Let us do the extreme first. Imagine that all the current roads disappeared. No highways, no neighborhood roads, and no city streets. Now of course, since this is the common reaction, everyone would yell out for government to solve the problem. It is a knee jerk reaction because we have been taught that government is an organizing force in our lives. Let us propose for a moment though that the government is not an option available to us. So we have our grassy areas with no roads in our example. This is not too convenient for those cars we have. Businesses still need to carry goods. People still need to get to work. Life must go on. What would you do? Just give up and stay home? Let your life dwindle away in hopelessness because your car is stuck in a garage? Certainly you may be upset at the disappearance at roads all of a sudden but would you let it stop you?  Would it stop your life?

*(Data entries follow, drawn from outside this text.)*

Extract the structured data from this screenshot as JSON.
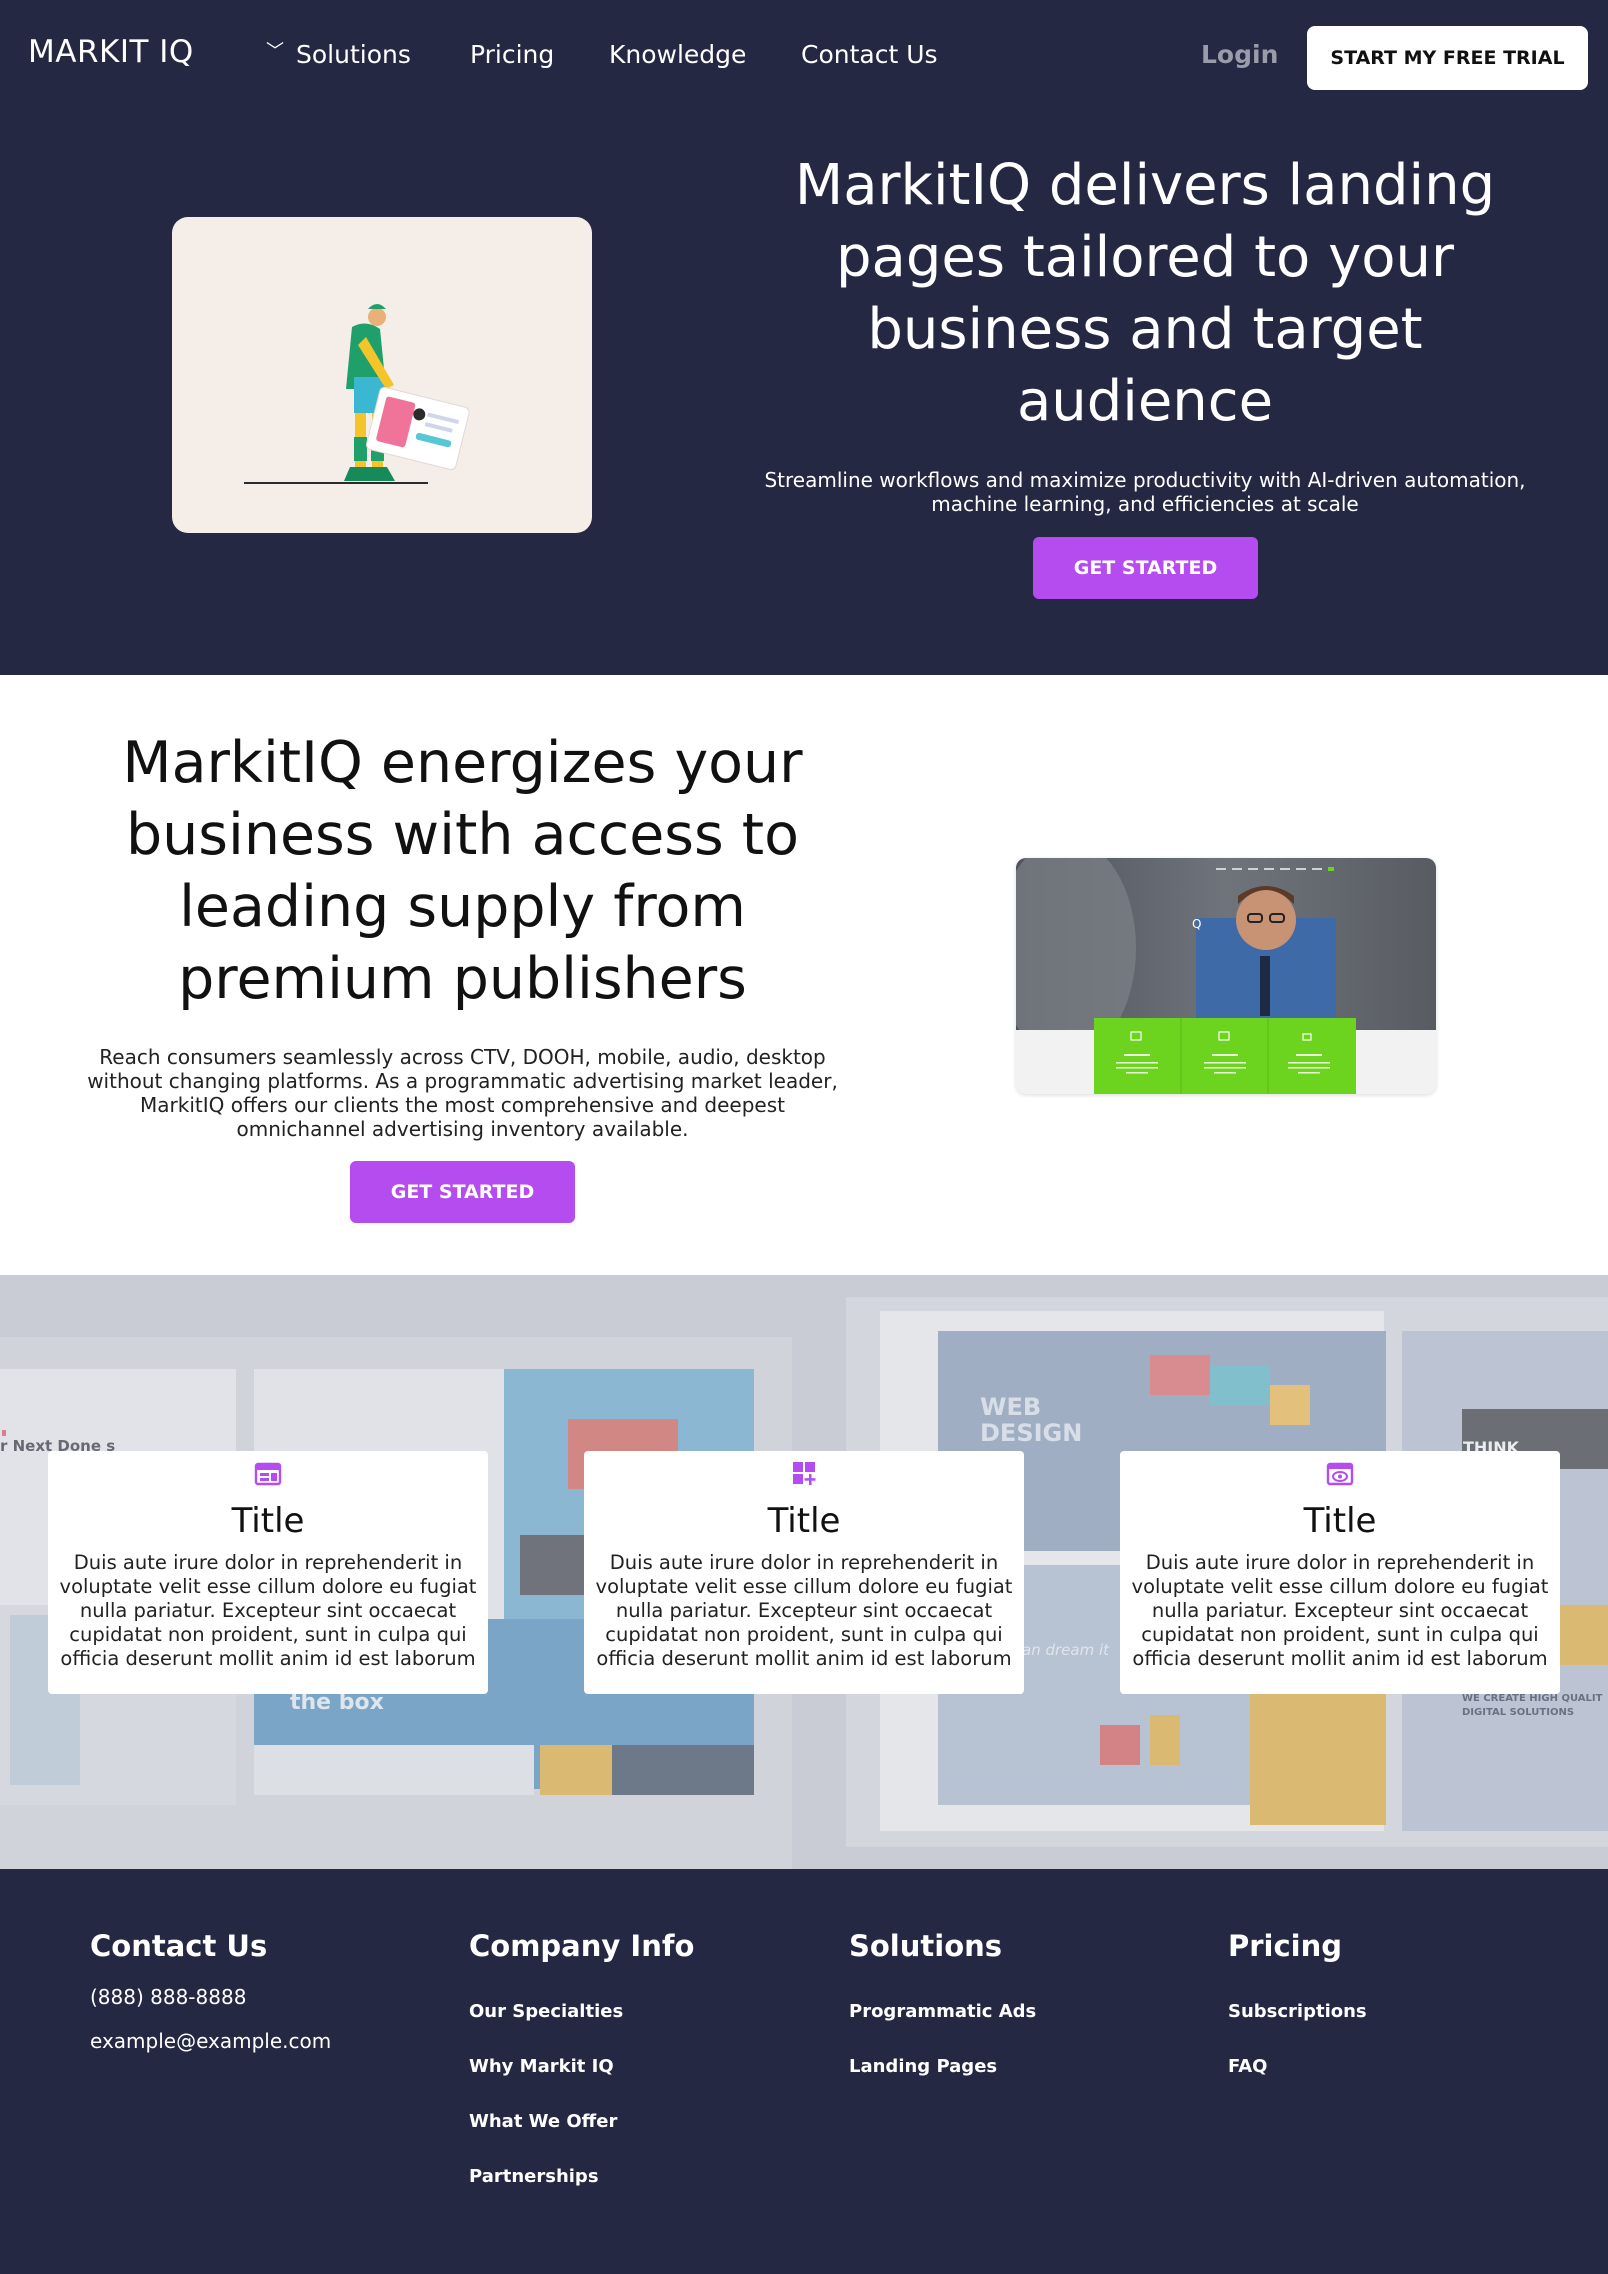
{
  "nav": {
    "brand": "MARKIT IQ",
    "links": [
      "Solutions",
      "Pricing",
      "Knowledge",
      "Contact Us"
    ],
    "login": "Login",
    "cta": "START MY FREE TRIAL"
  },
  "hero": {
    "title": "MarkitIQ delivers landing pages tailored to your business and target audience",
    "subtitle": "Streamline workflows and maximize productivity with AI-driven automation, machine learning, and efficiencies at scale",
    "cta": "GET STARTED"
  },
  "supply": {
    "title": "MarkitIQ energizes your business with access to leading supply from premium publishers",
    "text": "Reach consumers seamlessly across CTV, DOOH, mobile, audio, desktop without changing platforms. As a programmatic advertising market leader, MarkitIQ offers our clients the most comprehensive and deepest omnichannel advertising inventory available.",
    "cta": "GET STARTED"
  },
  "features": [
    {
      "icon": "browser-layout-icon",
      "title": "Title",
      "text": "Duis aute irure dolor in reprehenderit in voluptate velit esse cillum dolore eu fugiat nulla pariatur. Excepteur sint occaecat cupidatat non proident, sunt in culpa qui officia deserunt mollit anim id est laborum"
    },
    {
      "icon": "grid-add-icon",
      "title": "Title",
      "text": "Duis aute irure dolor in reprehenderit in voluptate velit esse cillum dolore eu fugiat nulla pariatur. Excepteur sint occaecat cupidatat non proident, sunt in culpa qui officia deserunt mollit anim id est laborum"
    },
    {
      "icon": "browser-eye-icon",
      "title": "Title",
      "text": "Duis aute irure dolor in reprehenderit in voluptate velit esse cillum dolore eu fugiat nulla pariatur. Excepteur sint occaecat cupidatat non proident, sunt in culpa qui officia deserunt mollit anim id est laborum"
    }
  ],
  "background_mockups": {
    "left_headline": "r Next\nDone\ns",
    "left_footer_text": "the box",
    "web_design_label": "WEB\nDESIGN",
    "dream_text": "an dream it\nn do it.",
    "think_label": "THINK",
    "we_create_label": "WE CREATE HIGH QUALIT\nDIGITAL SOLUTIONS"
  },
  "footer": {
    "contact": {
      "heading": "Contact Us",
      "phone": "(888) 888-8888",
      "email": "example@example.com"
    },
    "company": {
      "heading": "Company Info",
      "links": [
        "Our Specialties",
        "Why Markit IQ",
        "What We Offer",
        "Partnerships"
      ]
    },
    "solutions": {
      "heading": "Solutions",
      "links": [
        "Programmatic Ads",
        "Landing Pages"
      ]
    },
    "pricing": {
      "heading": "Pricing",
      "links": [
        "Subscriptions",
        "FAQ"
      ]
    }
  },
  "colors": {
    "navy": "#252842",
    "accent_purple": "#b54cf0",
    "green": "#6cd41f"
  }
}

At first it would be hard. You may walk more or people rely on friends with 4 wheel drive vehicles or use all terrain buses that can travel on rough ground.  As time passed though the interests that care about roads would get together. They would start planning to solve the problem. Large corporations that pushed goods would get together to solve their common problem. Construction companies would quickly adapt to seek out a private road market for these companies. Local neighborhoods would band together to look into paving options for their mutual benefit. People would start solving their problems. Maybe paving to each driveway is too expensive so a neighborhood creates a communal garage and everyone creates more green space in the neighborhood. Some communities may create more bike and scooter paths and take more buses. Certainly there would be roads that become toll roads to pay for their ongoing operations as well. The needs of the area come in to solve problem. The solutions would reflect the culture of the area as well. No longer would a single solution path be there to tell everyone how to ‘pave their way’ but people come together to fix their transportation problems. Over time the roads would be built. Goods would still get to where they need to go and people would be able to travel. Even taking away all the current roads would not stop life. So just posing the question that implies roads would not exist without government is a straw man argument. Just because some may lack the imagination to see another path does not mean another path does not exist.

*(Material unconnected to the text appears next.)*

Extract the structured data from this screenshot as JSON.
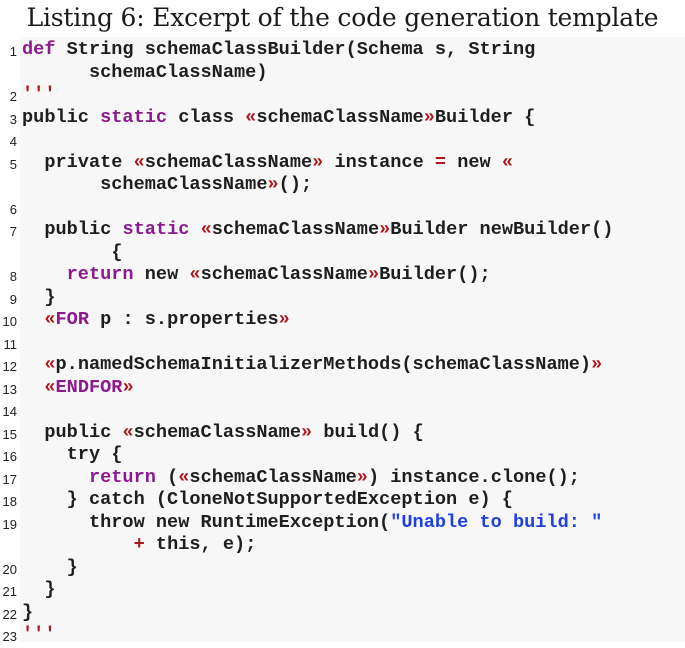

Now that was a wild what if, but let us go back and imagine that government was not the sole provider of roads. Let us look into a possible avenue of what would happen if the state was not expected to build public roads. What if roads were left more to those who use them instead of forcing them upon all?

One argument is that the poorest people would not have roads and be able to travel while the richest have nice roads. This is of course how the economy usually sorts things out. Rich people will always have the nicest things, but does that mean poor people are ‘trapped’? I would argue that they are trapped now. What are their choices? They have to rely on a subsidized system that runs whenever others determine it will run. The other choice is to sink lots of money into a car, fuel, and all the fees associated with it. They have very limited choices that are extremes in cost and freedom. How is that free or better for the poorest of us? An unmolested economy solves problems like these. It balances out necessity of travel for work with cost and freedom. It means light transport can develop with low cost long distance transport and serve everyone alike.

Another of the hidden costs that I want to show is probably a surprising one.